Measurements of reaction kinetics were conducted to assess the impact of metal oxide promotion on the rate parameters governing FTS. The rates of CO consumption for both unpromoted and metal oxide-promoted catalysts followed a Langmuir-Hinshelwood rate law for which H-assisted CO dissociation is assumed to be the rate determining step. Each promoter increased the apparent rate constant and the CO adsorption constant that appear within the rate law. Thus, metal oxide promotion appears both to facilitate the cleavage of the C–O bond and to enhance the extent of CO adsorption onto the catalyst. This finding was reinforced by CO temperature programmed desorption experiments and an evaluation of the effects of Mn promotion on the rate of CO disproportionation.
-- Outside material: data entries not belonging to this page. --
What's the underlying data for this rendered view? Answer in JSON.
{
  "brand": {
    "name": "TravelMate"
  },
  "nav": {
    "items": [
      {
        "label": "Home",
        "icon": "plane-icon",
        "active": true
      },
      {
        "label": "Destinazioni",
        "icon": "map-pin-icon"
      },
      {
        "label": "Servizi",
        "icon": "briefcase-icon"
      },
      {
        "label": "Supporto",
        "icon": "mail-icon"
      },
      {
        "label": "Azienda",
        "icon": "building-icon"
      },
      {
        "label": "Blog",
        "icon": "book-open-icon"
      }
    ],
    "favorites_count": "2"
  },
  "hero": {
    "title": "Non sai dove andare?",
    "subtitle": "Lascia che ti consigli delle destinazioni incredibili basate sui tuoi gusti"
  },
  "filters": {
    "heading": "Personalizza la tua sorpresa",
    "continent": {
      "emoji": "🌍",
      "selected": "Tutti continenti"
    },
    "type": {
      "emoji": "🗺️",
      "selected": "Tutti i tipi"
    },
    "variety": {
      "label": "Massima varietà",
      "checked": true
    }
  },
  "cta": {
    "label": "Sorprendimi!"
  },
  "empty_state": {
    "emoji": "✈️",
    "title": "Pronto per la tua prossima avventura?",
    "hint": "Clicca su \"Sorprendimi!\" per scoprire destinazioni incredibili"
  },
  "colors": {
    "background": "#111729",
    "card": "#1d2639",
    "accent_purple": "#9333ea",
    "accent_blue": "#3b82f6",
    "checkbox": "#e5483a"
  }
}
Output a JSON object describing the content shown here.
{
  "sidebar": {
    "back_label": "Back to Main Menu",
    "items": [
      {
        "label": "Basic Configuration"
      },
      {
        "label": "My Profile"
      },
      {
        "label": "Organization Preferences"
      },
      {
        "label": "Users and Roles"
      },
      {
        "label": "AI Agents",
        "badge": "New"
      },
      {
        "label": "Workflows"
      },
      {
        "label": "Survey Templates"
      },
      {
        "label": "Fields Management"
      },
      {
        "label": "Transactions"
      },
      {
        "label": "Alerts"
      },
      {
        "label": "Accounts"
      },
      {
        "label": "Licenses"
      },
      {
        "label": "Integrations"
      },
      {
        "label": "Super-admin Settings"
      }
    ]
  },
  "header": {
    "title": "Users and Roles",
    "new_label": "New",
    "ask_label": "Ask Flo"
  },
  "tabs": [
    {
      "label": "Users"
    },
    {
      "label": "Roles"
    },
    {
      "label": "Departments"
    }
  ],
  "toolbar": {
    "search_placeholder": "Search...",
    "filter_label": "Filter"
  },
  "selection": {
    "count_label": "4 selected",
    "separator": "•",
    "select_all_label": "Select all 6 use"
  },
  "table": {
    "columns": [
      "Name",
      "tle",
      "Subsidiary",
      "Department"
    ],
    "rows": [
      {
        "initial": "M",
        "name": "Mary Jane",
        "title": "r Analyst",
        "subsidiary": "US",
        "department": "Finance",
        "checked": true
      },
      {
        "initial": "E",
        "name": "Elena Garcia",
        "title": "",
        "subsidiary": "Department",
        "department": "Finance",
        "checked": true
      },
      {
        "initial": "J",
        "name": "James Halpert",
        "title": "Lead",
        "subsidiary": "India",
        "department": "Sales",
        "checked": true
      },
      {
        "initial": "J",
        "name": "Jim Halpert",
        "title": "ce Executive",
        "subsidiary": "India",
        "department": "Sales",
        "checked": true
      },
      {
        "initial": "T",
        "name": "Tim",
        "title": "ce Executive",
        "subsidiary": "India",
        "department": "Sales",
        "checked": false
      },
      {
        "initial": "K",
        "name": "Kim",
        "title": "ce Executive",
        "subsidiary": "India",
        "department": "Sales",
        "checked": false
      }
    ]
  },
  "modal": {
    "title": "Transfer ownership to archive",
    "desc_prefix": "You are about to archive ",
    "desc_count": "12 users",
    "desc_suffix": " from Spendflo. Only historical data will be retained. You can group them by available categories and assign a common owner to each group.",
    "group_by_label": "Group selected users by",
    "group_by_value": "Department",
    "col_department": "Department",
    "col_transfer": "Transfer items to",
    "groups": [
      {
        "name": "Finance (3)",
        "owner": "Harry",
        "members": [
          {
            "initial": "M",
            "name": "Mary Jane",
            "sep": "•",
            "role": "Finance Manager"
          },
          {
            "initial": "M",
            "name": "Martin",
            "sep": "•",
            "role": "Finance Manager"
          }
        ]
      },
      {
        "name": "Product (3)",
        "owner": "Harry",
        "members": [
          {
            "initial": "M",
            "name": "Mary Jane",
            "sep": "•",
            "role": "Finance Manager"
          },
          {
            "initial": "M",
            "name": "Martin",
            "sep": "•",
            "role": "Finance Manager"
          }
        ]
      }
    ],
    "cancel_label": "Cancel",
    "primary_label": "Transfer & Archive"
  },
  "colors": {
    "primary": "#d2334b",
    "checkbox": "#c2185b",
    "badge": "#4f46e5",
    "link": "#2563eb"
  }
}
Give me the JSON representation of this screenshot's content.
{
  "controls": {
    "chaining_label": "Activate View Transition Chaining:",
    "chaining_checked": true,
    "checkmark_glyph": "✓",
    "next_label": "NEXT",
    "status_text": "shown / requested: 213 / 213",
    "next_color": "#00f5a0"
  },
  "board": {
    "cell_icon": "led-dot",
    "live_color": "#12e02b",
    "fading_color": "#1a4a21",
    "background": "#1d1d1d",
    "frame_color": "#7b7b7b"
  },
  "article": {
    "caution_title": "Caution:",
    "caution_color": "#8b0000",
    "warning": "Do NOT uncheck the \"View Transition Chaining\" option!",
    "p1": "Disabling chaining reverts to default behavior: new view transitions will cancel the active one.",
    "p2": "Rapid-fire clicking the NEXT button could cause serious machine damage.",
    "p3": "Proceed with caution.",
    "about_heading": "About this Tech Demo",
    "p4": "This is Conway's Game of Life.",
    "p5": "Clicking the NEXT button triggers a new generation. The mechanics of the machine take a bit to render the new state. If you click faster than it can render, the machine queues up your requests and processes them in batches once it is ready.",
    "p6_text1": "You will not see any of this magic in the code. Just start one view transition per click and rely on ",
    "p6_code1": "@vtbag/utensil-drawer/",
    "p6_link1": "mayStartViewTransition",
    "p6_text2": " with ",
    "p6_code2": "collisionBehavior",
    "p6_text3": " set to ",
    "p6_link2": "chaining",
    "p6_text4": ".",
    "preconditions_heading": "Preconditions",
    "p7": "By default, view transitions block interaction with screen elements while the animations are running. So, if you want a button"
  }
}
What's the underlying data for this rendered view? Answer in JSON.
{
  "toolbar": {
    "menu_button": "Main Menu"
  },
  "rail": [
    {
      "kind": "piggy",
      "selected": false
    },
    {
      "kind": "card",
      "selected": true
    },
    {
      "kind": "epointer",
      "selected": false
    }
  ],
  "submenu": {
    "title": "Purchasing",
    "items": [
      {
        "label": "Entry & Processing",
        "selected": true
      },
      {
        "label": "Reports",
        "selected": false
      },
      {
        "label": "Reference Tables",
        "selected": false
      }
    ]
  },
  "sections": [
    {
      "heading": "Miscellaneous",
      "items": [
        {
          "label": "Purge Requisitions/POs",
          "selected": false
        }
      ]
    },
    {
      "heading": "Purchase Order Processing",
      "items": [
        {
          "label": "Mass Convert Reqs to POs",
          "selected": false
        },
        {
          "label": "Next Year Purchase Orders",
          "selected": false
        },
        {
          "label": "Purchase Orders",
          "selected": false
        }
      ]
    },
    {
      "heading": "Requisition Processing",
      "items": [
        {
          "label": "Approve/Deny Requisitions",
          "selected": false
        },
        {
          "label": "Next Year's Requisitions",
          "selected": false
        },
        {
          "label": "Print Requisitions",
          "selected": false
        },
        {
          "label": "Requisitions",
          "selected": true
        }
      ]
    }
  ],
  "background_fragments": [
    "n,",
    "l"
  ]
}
Owing to the appearance of the CO adsorption constant in the numerator and denominator of the rate law, it is possible for promoted catalysts to have both higher and lower turnover frequencies than unpromoted catalysts depending on the chosen operating pressure. As a consequence, an optimal promoter can be found for maximizing the turnover frequency at a given operating pressure. However, product selectivity, which is largely determined by the availability of adsorbed H, is invariably improved by a higher CO adsorption constant because it decreases the ratio of adsorbed H to CO on the Co surface.
Strong correlations between catalyst performance and the Lewis acidity of the promoter oxide suggest that Lewis acid-base interactions between the promoter and the adsorbed CO are the cause for the observed metal oxide promotional effects. Much of the experimental data presented in this work favors the hypothesis that CO can interact simultaneously with Co through the C atom and with the promoter cation through the O atom. These chemical interactions, in which the promoter serves as a Lewis acid, weaken the bond between C and O. Experimental evidence for this effect was observed in the lower activation barrier for CO hydrogenation over the ZrO2-promoted catalysts and the appearance of adsorbed carbonyl species on the MnO-promoted catalyst with severely redshifted C–O stretching frequencies measured by in situ infrared spectroscopy. These results provide insight into the chemical mechanism by which metal oxides affect the reaction and identify Lewis acidity of the promoter as the relevant descriptor for quantitatively predicting metal oxide-based promotional effects over Co FTS catalysts.